• Exercise aim:
Please write out all the data that follows exactly, without the pictures.

• Data extract:
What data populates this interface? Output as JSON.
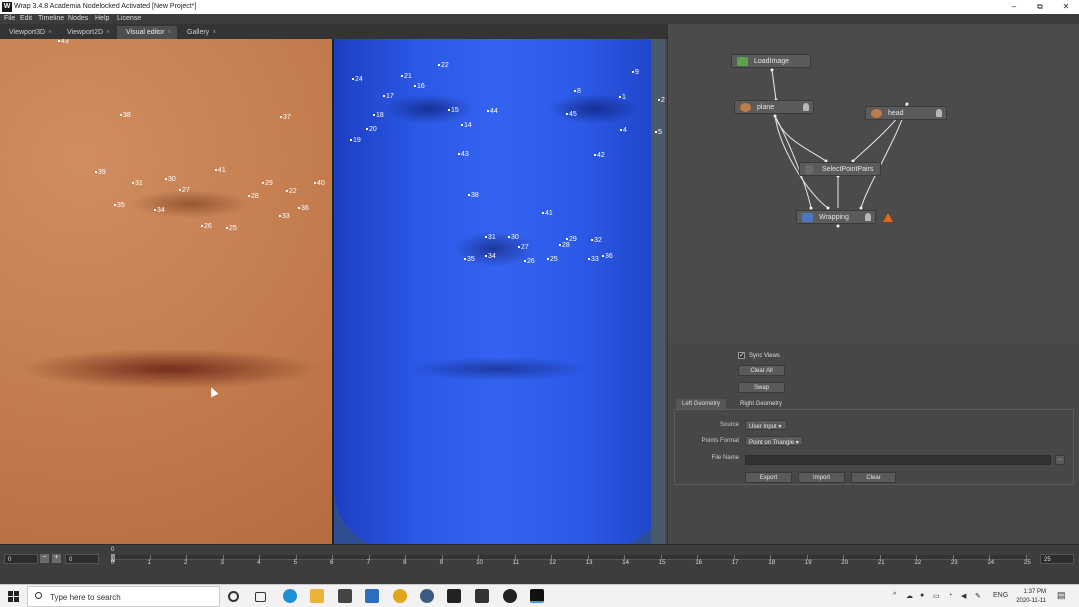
{
  "window": {
    "title": "Wrap 3.4.8 Academia Nodelocked Activated [New Project*]",
    "app_icon": "W",
    "controls": [
      "–",
      "⧉",
      "✕"
    ]
  },
  "menu": [
    "File",
    "Edit",
    "Timeline",
    "Nodes",
    "Help",
    "License"
  ],
  "tabs": [
    {
      "label": "Viewport3D",
      "active": false
    },
    {
      "label": "Viewport2D",
      "active": false
    },
    {
      "label": "Visual editor",
      "active": true
    },
    {
      "label": "Gallery",
      "active": false
    }
  ],
  "left_points": [
    "43",
    "38",
    "37",
    "39",
    "31",
    "30",
    "27",
    "41",
    "29",
    "22",
    "40",
    "35",
    "34",
    "28",
    "36",
    "33",
    "26",
    "25"
  ],
  "right_points": [
    "22",
    "9",
    "24",
    "21",
    "16",
    "8",
    "1",
    "2",
    "17",
    "18",
    "15",
    "44",
    "45",
    "20",
    "14",
    "4",
    "5",
    "19",
    "43",
    "42",
    "38",
    "41",
    "31",
    "30",
    "29",
    "32",
    "27",
    "28",
    "35",
    "34",
    "26",
    "25",
    "33",
    "36"
  ],
  "nodes": {
    "load_image": "LoadImage",
    "plane": "plane",
    "head": "head",
    "select_point_pairs": "SelectPointPairs",
    "wrapping": "Wrapping"
  },
  "props": {
    "sync_views_label": "Sync Views",
    "sync_views_checked": true,
    "clear_all": "Clear All",
    "swap": "Swap",
    "tabs": [
      "Left Geometry",
      "Right Geometry"
    ],
    "source_label": "Source",
    "source_value": "User Input",
    "points_format_label": "Points Format",
    "points_format_value": "Point on Triangle",
    "file_name_label": "File Name",
    "file_name_value": "",
    "browse": "...",
    "export": "Export",
    "import": "Import",
    "clear": "Clear"
  },
  "timeline": {
    "start": "0",
    "current": "0",
    "frame_marker": "0",
    "end": "25",
    "minus": "−",
    "plus": "+",
    "ticks": [
      "0",
      "1",
      "2",
      "3",
      "4",
      "5",
      "6",
      "7",
      "8",
      "9",
      "10",
      "11",
      "12",
      "13",
      "14",
      "15",
      "16",
      "17",
      "18",
      "19",
      "20",
      "21",
      "22",
      "23",
      "24",
      "25"
    ]
  },
  "taskbar": {
    "search_placeholder": "Type here to search",
    "language": "ENG",
    "time": "1:37 PM",
    "date": "2020-11-11"
  }
}
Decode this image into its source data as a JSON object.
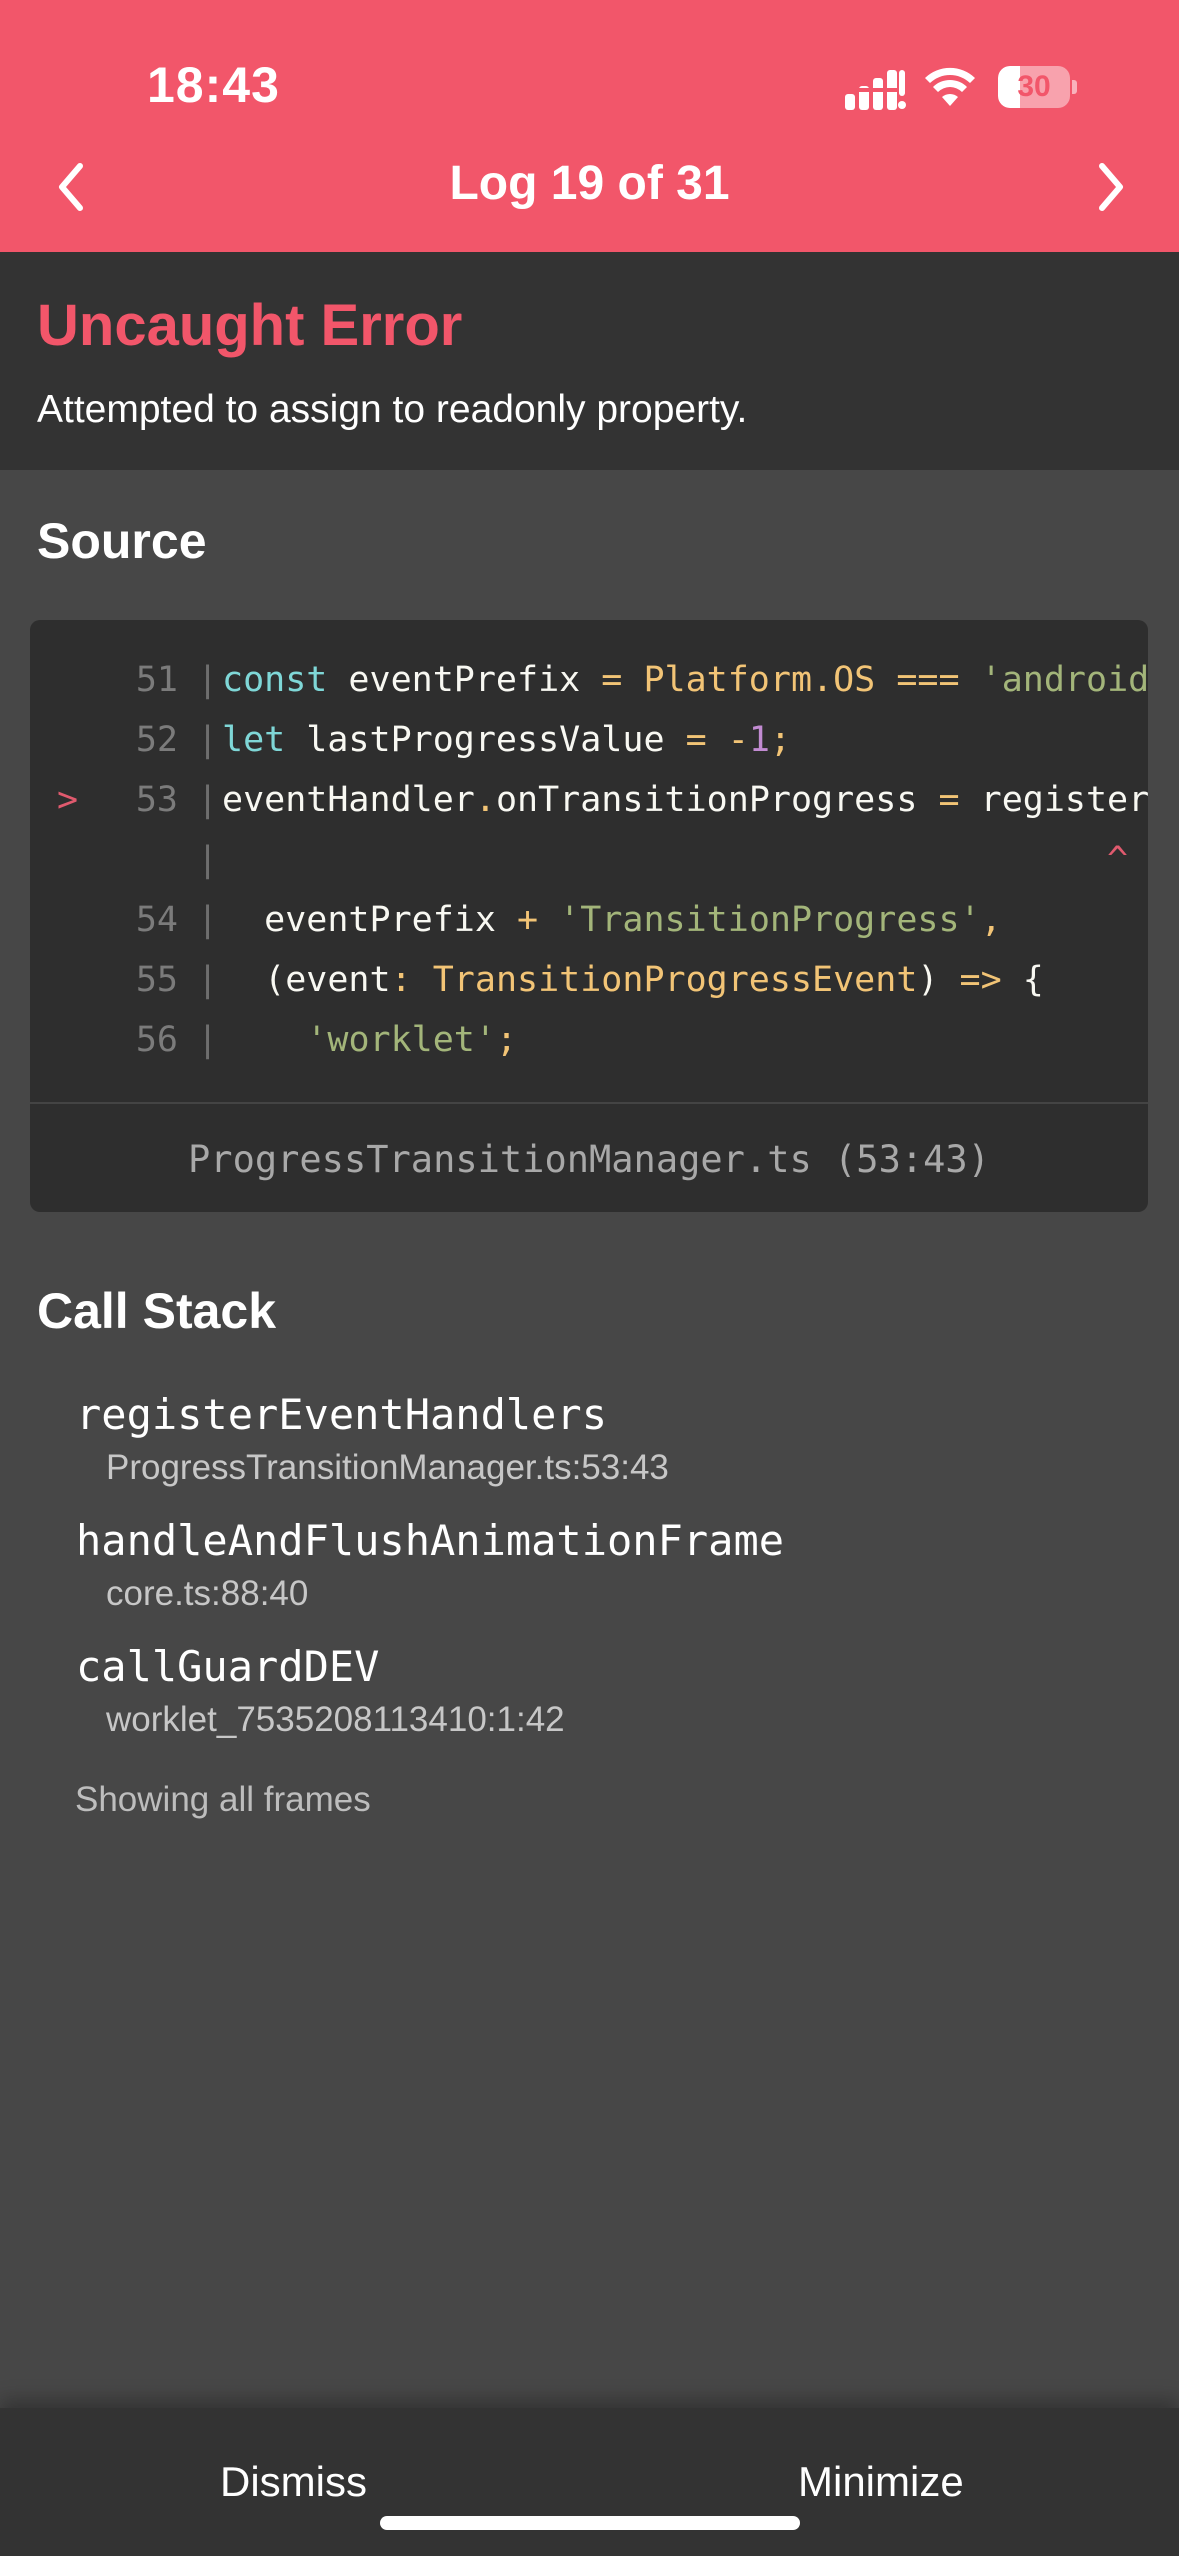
{
  "status": {
    "time": "18:43",
    "battery_percent": "30",
    "battery_level": 0.3
  },
  "header": {
    "title": "Log 19 of 31",
    "background": "#f2566a"
  },
  "error": {
    "title": "Uncaught Error",
    "message": "Attempted to assign to readonly property."
  },
  "source": {
    "title": "Source",
    "lines": [
      {
        "number": "51",
        "marker": "",
        "tokens": [
          {
            "t": "const",
            "c": "kw"
          },
          {
            "t": " eventPrefix ",
            "c": ""
          },
          {
            "t": "=",
            "c": "op"
          },
          {
            "t": " ",
            "c": ""
          },
          {
            "t": "Platform",
            "c": "tp"
          },
          {
            "t": ".",
            "c": "op"
          },
          {
            "t": "OS",
            "c": "tp"
          },
          {
            "t": " ",
            "c": ""
          },
          {
            "t": "===",
            "c": "op"
          },
          {
            "t": " ",
            "c": ""
          },
          {
            "t": "'android'",
            "c": "str"
          }
        ]
      },
      {
        "number": "52",
        "marker": "",
        "tokens": [
          {
            "t": "let",
            "c": "kw"
          },
          {
            "t": " lastProgressValue ",
            "c": ""
          },
          {
            "t": "=",
            "c": "op"
          },
          {
            "t": " ",
            "c": ""
          },
          {
            "t": "-",
            "c": "op"
          },
          {
            "t": "1",
            "c": "num"
          },
          {
            "t": ";",
            "c": "op"
          }
        ]
      },
      {
        "number": "53",
        "marker": ">",
        "tokens": [
          {
            "t": "eventHandler",
            "c": ""
          },
          {
            "t": ".",
            "c": "op"
          },
          {
            "t": "onTransitionProgress ",
            "c": ""
          },
          {
            "t": "=",
            "c": "op"
          },
          {
            "t": " registerEventHandlers(",
            "c": ""
          }
        ]
      },
      {
        "number": "",
        "marker": "",
        "tokens": [
          {
            "t": "                                          ^",
            "c": "caret"
          }
        ]
      },
      {
        "number": "54",
        "marker": "",
        "tokens": [
          {
            "t": "  eventPrefix ",
            "c": ""
          },
          {
            "t": "+",
            "c": "op"
          },
          {
            "t": " ",
            "c": ""
          },
          {
            "t": "'TransitionProgress'",
            "c": "str"
          },
          {
            "t": ",",
            "c": "op"
          }
        ]
      },
      {
        "number": "55",
        "marker": "",
        "tokens": [
          {
            "t": "  (event",
            "c": ""
          },
          {
            "t": ":",
            "c": "op"
          },
          {
            "t": " ",
            "c": ""
          },
          {
            "t": "TransitionProgressEvent",
            "c": "tp"
          },
          {
            "t": ") ",
            "c": ""
          },
          {
            "t": "=>",
            "c": "op"
          },
          {
            "t": " {",
            "c": ""
          }
        ]
      },
      {
        "number": "56",
        "marker": "",
        "tokens": [
          {
            "t": "    ",
            "c": ""
          },
          {
            "t": "'worklet'",
            "c": "str"
          },
          {
            "t": ";",
            "c": "op"
          }
        ]
      }
    ],
    "file_location": "ProgressTransitionManager.ts (53:43)"
  },
  "call_stack": {
    "title": "Call Stack",
    "frames": [
      {
        "name": "registerEventHandlers",
        "location": "ProgressTransitionManager.ts:53:43"
      },
      {
        "name": "handleAndFlushAnimationFrame",
        "location": "core.ts:88:40"
      },
      {
        "name": "callGuardDEV",
        "location": "worklet_7535208113410:1:42"
      }
    ],
    "toggle_label": "Showing all frames"
  },
  "footer": {
    "dismiss_label": "Dismiss",
    "minimize_label": "Minimize"
  },
  "icons": {
    "prev": "chevron-left-icon",
    "next": "chevron-right-icon",
    "signal": "cellular-signal-icon",
    "wifi": "wifi-icon",
    "battery": "battery-icon"
  }
}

• Worked solution:
What data populates this interface? Output as JSON.
{
  "window": {
    "title": "Wrap 3.4.8 Academia Nodelocked Activated [New Project*]",
    "app_icon": "W",
    "controls": [
      "–",
      "⧉",
      "✕"
    ]
  },
  "menu": [
    "File",
    "Edit",
    "Timeline",
    "Nodes",
    "Help",
    "License"
  ],
  "tabs": [
    {
      "label": "Viewport3D",
      "active": false
    },
    {
      "label": "Viewport2D",
      "active": false
    },
    {
      "label": "Visual editor",
      "active": true
    },
    {
      "label": "Gallery",
      "active": false
    }
  ],
  "left_points": [
    "43",
    "38",
    "37",
    "39",
    "31",
    "30",
    "27",
    "41",
    "29",
    "22",
    "40",
    "35",
    "34",
    "28",
    "36",
    "33",
    "26",
    "25"
  ],
  "right_points": [
    "22",
    "9",
    "24",
    "21",
    "16",
    "8",
    "1",
    "2",
    "17",
    "18",
    "15",
    "44",
    "45",
    "20",
    "14",
    "4",
    "5",
    "19",
    "43",
    "42",
    "38",
    "41",
    "31",
    "30",
    "29",
    "32",
    "27",
    "28",
    "35",
    "34",
    "26",
    "25",
    "33",
    "36"
  ],
  "nodes": {
    "load_image": "LoadImage",
    "plane": "plane",
    "head": "head",
    "select_point_pairs": "SelectPointPairs",
    "wrapping": "Wrapping"
  },
  "props": {
    "sync_views_label": "Sync Views",
    "sync_views_checked": true,
    "clear_all": "Clear All",
    "swap": "Swap",
    "tabs": [
      "Left Geometry",
      "Right Geometry"
    ],
    "source_label": "Source",
    "source_value": "User Input",
    "points_format_label": "Points Format",
    "points_format_value": "Point on Triangle",
    "file_name_label": "File Name",
    "file_name_value": "",
    "browse": "...",
    "export": "Export",
    "import": "Import",
    "clear": "Clear"
  },
  "timeline": {
    "start": "0",
    "current": "0",
    "frame_marker": "0",
    "end": "25",
    "minus": "−",
    "plus": "+",
    "ticks": [
      "0",
      "1",
      "2",
      "3",
      "4",
      "5",
      "6",
      "7",
      "8",
      "9",
      "10",
      "11",
      "12",
      "13",
      "14",
      "15",
      "16",
      "17",
      "18",
      "19",
      "20",
      "21",
      "22",
      "23",
      "24",
      "25"
    ]
  },
  "taskbar": {
    "search_placeholder": "Type here to search",
    "language": "ENG",
    "time": "1:37 PM",
    "date": "2020-11-11"
  }
}
Decode this image into its source data as a JSON object.
{
  "status": {
    "time": "18:43",
    "battery_percent": "30",
    "battery_level": 0.3
  },
  "header": {
    "title": "Log 19 of 31",
    "background": "#f2566a"
  },
  "error": {
    "title": "Uncaught Error",
    "message": "Attempted to assign to readonly property."
  },
  "source": {
    "title": "Source",
    "lines": [
      {
        "number": "51",
        "marker": "",
        "tokens": [
          {
            "t": "const",
            "c": "kw"
          },
          {
            "t": " eventPrefix ",
            "c": ""
          },
          {
            "t": "=",
            "c": "op"
          },
          {
            "t": " ",
            "c": ""
          },
          {
            "t": "Platform",
            "c": "tp"
          },
          {
            "t": ".",
            "c": "op"
          },
          {
            "t": "OS",
            "c": "tp"
          },
          {
            "t": " ",
            "c": ""
          },
          {
            "t": "===",
            "c": "op"
          },
          {
            "t": " ",
            "c": ""
          },
          {
            "t": "'android'",
            "c": "str"
          }
        ]
      },
      {
        "number": "52",
        "marker": "",
        "tokens": [
          {
            "t": "let",
            "c": "kw"
          },
          {
            "t": " lastProgressValue ",
            "c": ""
          },
          {
            "t": "=",
            "c": "op"
          },
          {
            "t": " ",
            "c": ""
          },
          {
            "t": "-",
            "c": "op"
          },
          {
            "t": "1",
            "c": "num"
          },
          {
            "t": ";",
            "c": "op"
          }
        ]
      },
      {
        "number": "53",
        "marker": ">",
        "tokens": [
          {
            "t": "eventHandler",
            "c": ""
          },
          {
            "t": ".",
            "c": "op"
          },
          {
            "t": "onTransitionProgress ",
            "c": ""
          },
          {
            "t": "=",
            "c": "op"
          },
          {
            "t": " registerEventHandlers(",
            "c": ""
          }
        ]
      },
      {
        "number": "",
        "marker": "",
        "tokens": [
          {
            "t": "                                          ^",
            "c": "caret"
          }
        ]
      },
      {
        "number": "54",
        "marker": "",
        "tokens": [
          {
            "t": "  eventPrefix ",
            "c": ""
          },
          {
            "t": "+",
            "c": "op"
          },
          {
            "t": " ",
            "c": ""
          },
          {
            "t": "'TransitionProgress'",
            "c": "str"
          },
          {
            "t": ",",
            "c": "op"
          }
        ]
      },
      {
        "number": "55",
        "marker": "",
        "tokens": [
          {
            "t": "  (event",
            "c": ""
          },
          {
            "t": ":",
            "c": "op"
          },
          {
            "t": " ",
            "c": ""
          },
          {
            "t": "TransitionProgressEvent",
            "c": "tp"
          },
          {
            "t": ") ",
            "c": ""
          },
          {
            "t": "=>",
            "c": "op"
          },
          {
            "t": " {",
            "c": ""
          }
        ]
      },
      {
        "number": "56",
        "marker": "",
        "tokens": [
          {
            "t": "    ",
            "c": ""
          },
          {
            "t": "'worklet'",
            "c": "str"
          },
          {
            "t": ";",
            "c": "op"
          }
        ]
      }
    ],
    "file_location": "ProgressTransitionManager.ts (53:43)"
  },
  "call_stack": {
    "title": "Call Stack",
    "frames": [
      {
        "name": "registerEventHandlers",
        "location": "ProgressTransitionManager.ts:53:43"
      },
      {
        "name": "handleAndFlushAnimationFrame",
        "location": "core.ts:88:40"
      },
      {
        "name": "callGuardDEV",
        "location": "worklet_7535208113410:1:42"
      }
    ],
    "toggle_label": "Showing all frames"
  },
  "footer": {
    "dismiss_label": "Dismiss",
    "minimize_label": "Minimize"
  },
  "icons": {
    "prev": "chevron-left-icon",
    "next": "chevron-right-icon",
    "signal": "cellular-signal-icon",
    "wifi": "wifi-icon",
    "battery": "battery-icon"
  }
}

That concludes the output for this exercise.